(Dataset extract)
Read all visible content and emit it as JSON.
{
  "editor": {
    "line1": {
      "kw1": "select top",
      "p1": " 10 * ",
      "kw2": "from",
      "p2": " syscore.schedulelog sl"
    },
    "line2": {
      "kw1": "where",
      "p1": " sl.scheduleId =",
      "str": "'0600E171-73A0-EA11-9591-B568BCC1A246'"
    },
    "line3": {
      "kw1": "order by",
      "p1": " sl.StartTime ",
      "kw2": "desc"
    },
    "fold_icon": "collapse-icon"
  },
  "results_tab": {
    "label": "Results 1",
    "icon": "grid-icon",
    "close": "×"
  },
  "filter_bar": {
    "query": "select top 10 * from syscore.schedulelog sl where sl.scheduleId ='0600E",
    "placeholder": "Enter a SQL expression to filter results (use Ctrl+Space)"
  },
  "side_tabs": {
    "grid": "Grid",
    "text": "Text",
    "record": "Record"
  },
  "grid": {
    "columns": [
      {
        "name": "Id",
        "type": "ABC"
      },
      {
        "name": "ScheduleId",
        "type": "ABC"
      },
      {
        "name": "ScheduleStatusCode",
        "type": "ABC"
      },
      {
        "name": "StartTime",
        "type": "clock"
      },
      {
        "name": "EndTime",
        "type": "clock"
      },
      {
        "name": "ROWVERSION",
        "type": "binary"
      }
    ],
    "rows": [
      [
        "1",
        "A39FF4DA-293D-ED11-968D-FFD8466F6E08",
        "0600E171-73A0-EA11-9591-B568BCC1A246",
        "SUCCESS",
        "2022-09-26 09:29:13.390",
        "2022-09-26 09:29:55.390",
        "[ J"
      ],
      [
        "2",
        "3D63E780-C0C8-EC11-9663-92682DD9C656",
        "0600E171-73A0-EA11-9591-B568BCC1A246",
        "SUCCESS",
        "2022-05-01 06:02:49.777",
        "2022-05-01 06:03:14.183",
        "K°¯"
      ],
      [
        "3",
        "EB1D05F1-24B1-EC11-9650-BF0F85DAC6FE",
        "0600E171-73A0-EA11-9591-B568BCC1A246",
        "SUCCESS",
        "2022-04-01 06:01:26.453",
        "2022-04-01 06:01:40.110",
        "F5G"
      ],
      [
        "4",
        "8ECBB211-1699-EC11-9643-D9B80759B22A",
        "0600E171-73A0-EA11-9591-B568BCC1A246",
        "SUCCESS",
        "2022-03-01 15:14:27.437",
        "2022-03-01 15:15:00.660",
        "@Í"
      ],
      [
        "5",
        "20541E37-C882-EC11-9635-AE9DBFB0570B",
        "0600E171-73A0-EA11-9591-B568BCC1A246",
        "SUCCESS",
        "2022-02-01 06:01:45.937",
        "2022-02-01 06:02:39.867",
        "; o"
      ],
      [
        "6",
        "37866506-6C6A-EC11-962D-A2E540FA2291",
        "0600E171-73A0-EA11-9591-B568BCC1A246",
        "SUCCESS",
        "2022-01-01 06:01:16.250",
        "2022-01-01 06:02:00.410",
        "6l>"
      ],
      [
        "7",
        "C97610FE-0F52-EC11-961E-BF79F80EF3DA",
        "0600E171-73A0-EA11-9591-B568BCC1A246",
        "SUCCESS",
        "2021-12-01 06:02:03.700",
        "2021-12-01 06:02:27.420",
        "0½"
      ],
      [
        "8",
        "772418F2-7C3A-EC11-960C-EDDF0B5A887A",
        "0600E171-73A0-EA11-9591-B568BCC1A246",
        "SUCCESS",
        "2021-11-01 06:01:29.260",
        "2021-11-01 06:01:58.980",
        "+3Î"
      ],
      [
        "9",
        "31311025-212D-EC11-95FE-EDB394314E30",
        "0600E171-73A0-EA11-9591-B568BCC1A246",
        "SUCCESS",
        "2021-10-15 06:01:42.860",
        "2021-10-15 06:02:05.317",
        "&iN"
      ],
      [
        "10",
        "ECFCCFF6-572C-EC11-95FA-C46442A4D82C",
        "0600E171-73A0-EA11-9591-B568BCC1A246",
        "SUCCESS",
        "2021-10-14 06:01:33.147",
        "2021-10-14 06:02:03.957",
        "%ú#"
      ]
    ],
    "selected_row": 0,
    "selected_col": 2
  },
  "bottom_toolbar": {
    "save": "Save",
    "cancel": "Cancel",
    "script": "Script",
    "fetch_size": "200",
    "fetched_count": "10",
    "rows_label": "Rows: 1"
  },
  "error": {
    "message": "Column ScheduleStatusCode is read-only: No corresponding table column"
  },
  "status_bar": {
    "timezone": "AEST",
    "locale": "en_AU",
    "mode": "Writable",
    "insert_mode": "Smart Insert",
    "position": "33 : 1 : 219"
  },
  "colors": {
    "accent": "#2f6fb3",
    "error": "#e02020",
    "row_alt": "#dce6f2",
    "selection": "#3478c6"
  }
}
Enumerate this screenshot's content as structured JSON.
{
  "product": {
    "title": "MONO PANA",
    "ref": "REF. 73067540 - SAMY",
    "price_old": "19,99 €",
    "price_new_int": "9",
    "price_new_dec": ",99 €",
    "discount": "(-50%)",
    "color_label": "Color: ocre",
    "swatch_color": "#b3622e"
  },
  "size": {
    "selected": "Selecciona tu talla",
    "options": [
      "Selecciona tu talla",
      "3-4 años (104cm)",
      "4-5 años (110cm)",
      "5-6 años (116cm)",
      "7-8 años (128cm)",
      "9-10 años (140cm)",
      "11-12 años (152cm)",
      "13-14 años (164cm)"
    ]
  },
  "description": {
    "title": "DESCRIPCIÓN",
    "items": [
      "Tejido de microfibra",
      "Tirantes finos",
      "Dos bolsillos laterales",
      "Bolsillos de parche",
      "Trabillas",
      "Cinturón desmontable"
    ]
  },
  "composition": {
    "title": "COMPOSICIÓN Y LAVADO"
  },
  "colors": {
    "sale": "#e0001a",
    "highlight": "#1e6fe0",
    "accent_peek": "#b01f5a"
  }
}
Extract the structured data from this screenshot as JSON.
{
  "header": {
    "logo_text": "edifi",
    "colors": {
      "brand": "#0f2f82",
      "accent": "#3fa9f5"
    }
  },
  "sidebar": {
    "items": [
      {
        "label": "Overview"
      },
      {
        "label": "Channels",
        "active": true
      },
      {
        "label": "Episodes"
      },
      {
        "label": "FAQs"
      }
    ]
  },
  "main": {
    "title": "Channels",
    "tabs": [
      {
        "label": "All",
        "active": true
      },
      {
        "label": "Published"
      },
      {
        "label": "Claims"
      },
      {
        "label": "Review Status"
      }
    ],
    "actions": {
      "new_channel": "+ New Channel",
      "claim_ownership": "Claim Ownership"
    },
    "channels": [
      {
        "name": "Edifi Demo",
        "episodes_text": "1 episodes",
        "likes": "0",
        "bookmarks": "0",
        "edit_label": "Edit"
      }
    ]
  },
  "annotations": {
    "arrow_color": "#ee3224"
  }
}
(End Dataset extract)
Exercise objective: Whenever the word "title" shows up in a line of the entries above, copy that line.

Solution to this exercise:
    "title": "MONO PANA",
    "title": "DESCRIPCIÓN",
    "title": "COMPOSICIÓN Y LAVADO"
    "title": "Channels",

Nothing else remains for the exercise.